Choo swiped a total of 42 bases in the two seasons leading up to last year. He attempted all of seven in 2014, getting caught four times. An ankle injury in April clearly bothered him all season, making him a much less effective base stealer. He’s expected to hit third this year, so he may not attempt 30-plus steals like he did with the Indians and Reds, but he should get back into double-digits. And while the batting average crashed last year, Choo’s 11% walk rate helped him to a .340 OBP.

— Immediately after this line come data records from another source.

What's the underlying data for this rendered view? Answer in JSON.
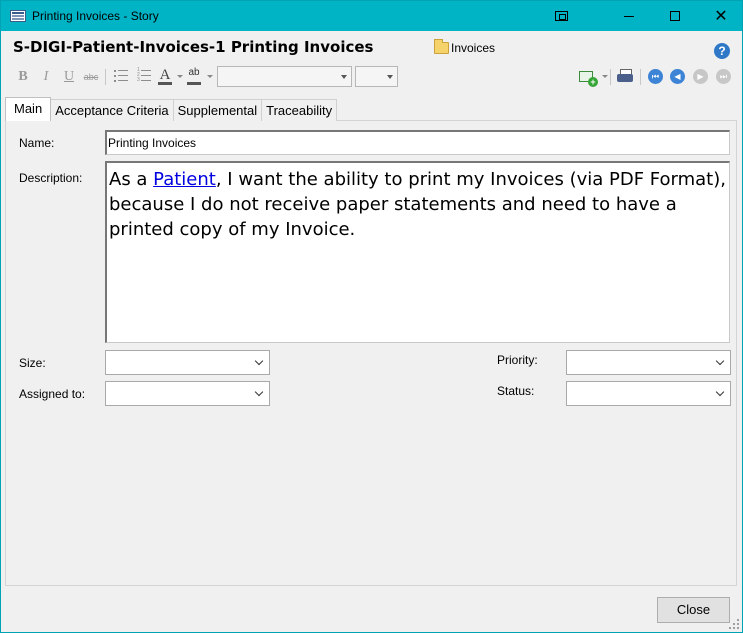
{
  "window": {
    "title": "Printing Invoices - Story",
    "close_glyph": "✕"
  },
  "header": {
    "story_title": "S-DIGI-Patient-Invoices-1 Printing Invoices",
    "folder_name": "Invoices",
    "help_glyph": "?"
  },
  "toolbar": {
    "bold": "B",
    "italic": "I",
    "underline": "U",
    "strikethrough": "abc",
    "numbered_list_marks": "1\n2\n3",
    "font_color": "A",
    "highlight": "ab",
    "font_name": "",
    "font_size": "",
    "nav_first": "⏮",
    "nav_prev": "◀",
    "nav_next": "▶",
    "nav_last": "⏭"
  },
  "tabs": [
    {
      "label": "Main",
      "active": true
    },
    {
      "label": "Acceptance Criteria",
      "active": false
    },
    {
      "label": "Supplemental",
      "active": false
    },
    {
      "label": "Traceability",
      "active": false
    }
  ],
  "form": {
    "name_label": "Name:",
    "name_value": "Printing Invoices",
    "description_label": "Description:",
    "description": {
      "prefix": "As a ",
      "link": "Patient",
      "suffix": ", I want the ability to print my Invoices (via PDF Format), because I do not receive paper statements and need to have a printed copy of my Invoice."
    },
    "size_label": "Size:",
    "size_value": "",
    "assigned_label": "Assigned to:",
    "assigned_value": "",
    "priority_label": "Priority:",
    "priority_value": "",
    "status_label": "Status:",
    "status_value": ""
  },
  "footer": {
    "close_label": "Close"
  },
  "colors": {
    "titlebar": "#00b4c6",
    "link": "#0000e0",
    "window_bg": "#f0f0f0"
  }
}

Choo’s best days are behind him, but with a little better batted-ball luck, he should get back 20-to-30 points of average. With Adrian Beltre behind him, he’s likely to score more than 80 runs this year, while going 15-10 in homers and steals. It’s a far cry from where he was in 2013, but it would also be a major bounceback from last year resulting in a profit on his expected price.